“I don’t have anything right off the top of my head, but we’ve been looking at these things even before the governor presented his tax package, so we are going to take a look at a number of different things,” Mariano said Monday, adding that the House is exploring “more broad-based” options than what Baker offered.
The next day, House and Senate Republicans filed a trio of bills meant to relieve pressure on drivers by offering tax credits to commuters, creating new electric vehicle rebates, and suspending the state’s gas tax for the next six months — an idea that has no support from legislative leaders or the governor.
“We cannot stand idle while day after day people are facing the economic pain of paying for fuel to get to work, school, and medical appointments,” Senate Minority Leader Bruce Tarr of Gloucester said.
While last week saw Massachusetts gas prices rise to a record high of $4.36 per gallon on average as of March 11, this week saw prices start to drop as demand fell and the price of oil came down, according to AAA. A gallon of gas in Massachusetts was averaging $4.29 as of Friday morning, down seven cents in seven days. A month ago, the average price of gas was about $3.54 a gallon.
“That is another thing that we are looking at: what can we do to continue to decrease our reliance on oil and gas and increase electric vehicles, electric public transportation, electric individual vehicles, so that people do not need to buy gas in the same way,” Spilka said this week.
Massachusetts has a long way to go when it comes to increasing electric vehicle take-up. The Bay State was already behind on EV adoption before the pandemic and now is even further behind the 1 million vehicle benchmark Baker administration officials have said will be necessary to hit the state’s 2030 emissions reduction commitment.
The 36,000 electric vehicles on Massachusetts roads right now represent 3.6 percent of the state’s goal. One thing holding many drivers back from shifting to an EV is the cost. Kelly Blue Book reported that the average transaction price for a new car topped $46,000 in October but that the average EV cost was above $56,000 before rebates. KBB said 51 percent of car shoppers surveyed said EVs were too expensive to seriously consider.
Republican gubernatorial candidate Chris Doughty pointed to the price of electric vehicles this week as he took aim at Democrats — specifically gubernatorial candidate Maura Healey — for suggesting that the answer to the pain of high gas prices is to buy an electric car.

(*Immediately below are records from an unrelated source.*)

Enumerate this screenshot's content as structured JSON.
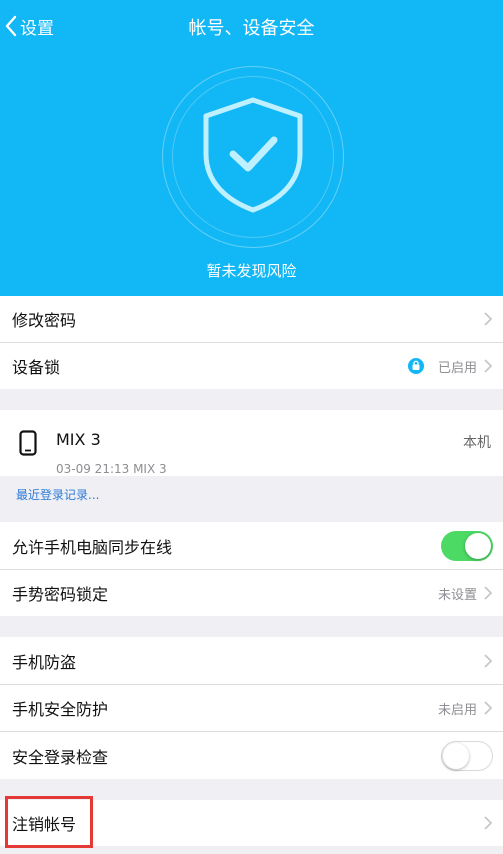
{
  "nav": {
    "back_label": "设置",
    "title": "帐号、设备安全"
  },
  "header": {
    "status_text": "暂未发现风险"
  },
  "rows": {
    "change_password": "修改密码",
    "device_lock": "设备锁",
    "device_lock_status": "已启用",
    "allow_sync": "允许手机电脑同步在线",
    "gesture_lock": "手势密码锁定",
    "gesture_lock_status": "未设置",
    "anti_theft": "手机防盗",
    "phone_protection": "手机安全防护",
    "phone_protection_status": "未启用",
    "login_check": "安全登录检查",
    "cancel_account": "注销帐号"
  },
  "device": {
    "name": "MIX 3",
    "meta": "03-09 21:13 MIX 3",
    "self_label": "本机",
    "recent_link": "最近登录记录..."
  },
  "toggles": {
    "allow_sync": true,
    "login_check": false
  },
  "colors": {
    "header": "#12b7f5",
    "toggle_on": "#4cd964",
    "link": "#2e7bd6",
    "highlight": "#e53935"
  }
}
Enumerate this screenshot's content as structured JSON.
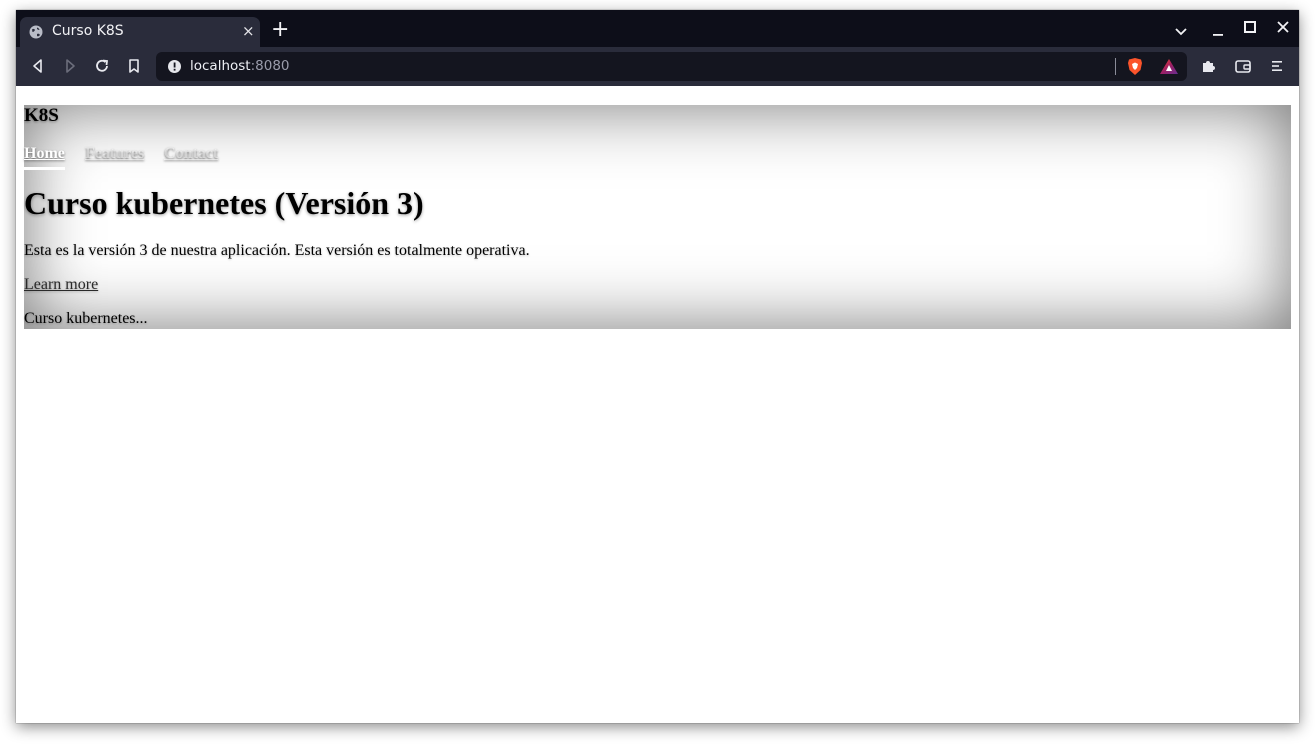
{
  "browser": {
    "tab": {
      "title": "Curso K8S",
      "close_glyph": "×",
      "favicon": "globe-icon"
    },
    "new_tab_glyph": "+",
    "window_controls": {
      "tab_search": "⌄",
      "minimize": "–",
      "maximize": "□",
      "close": "✕"
    },
    "address": {
      "host": "localhost",
      "port": ":8080",
      "security_icon": "info-icon"
    },
    "toolbar_icons": [
      "back-icon",
      "forward-icon",
      "reload-icon",
      "bookmark-icon",
      "brave-shields-icon",
      "brave-rewards-icon",
      "extensions-icon",
      "wallet-icon",
      "menu-icon"
    ]
  },
  "page": {
    "brand": "K8S",
    "nav": [
      {
        "label": "Home",
        "active": true
      },
      {
        "label": "Features",
        "active": false
      },
      {
        "label": "Contact",
        "active": false
      }
    ],
    "headline": "Curso kubernetes (Versión 3)",
    "lead": "Esta es la versión 3 de nuestra aplicación. Esta versión es totalmente operativa.",
    "cta": "Learn more",
    "footer": "Curso kubernetes..."
  },
  "colors": {
    "titlebar": "#0d0e19",
    "toolbar": "#2a2c3b",
    "urlbar": "#14151f",
    "brave_orange": "#fb542b"
  }
}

“Most citizens can’t afford to buy an electric car this week,” Doughty said outside a Tesla dealership in Dedham. “Even though there are very nice cars like these Teslas behind me, we’re just not in a position to afford those.”
Whether they’re driving a spiffy new Ford F-150 Lightning electric pickup truck or a gas-guzzling Cadillac Escalade, Bay State drivers have more company (or competition, depending on what type of driver you are) on the roads these days.
“A lot of that red is creeping back in,” Highway Administrator Jonathan Gulliver said Wednesday while presenting color-coded traffic maps to the MassDOT board. “Not quite as bad as where we were back in 2019 pre-pandemic, but getting closer by the week.”
There was even a spot of traffic Monday as federal, state and local officials met in Mattapan to cheer the federal government’s designation of a 3.7-mile stretch of the Lower Neponset River as a Superfund site. The pols had to pause their remarks about how the Superfund label will advance cleanup efforts to allow a flock of cyclists to cross the bridge being used as the press conference backdrop.
“Next time through, we’ll be swimming,” one of the riders quipped as he walked his bike by the podium.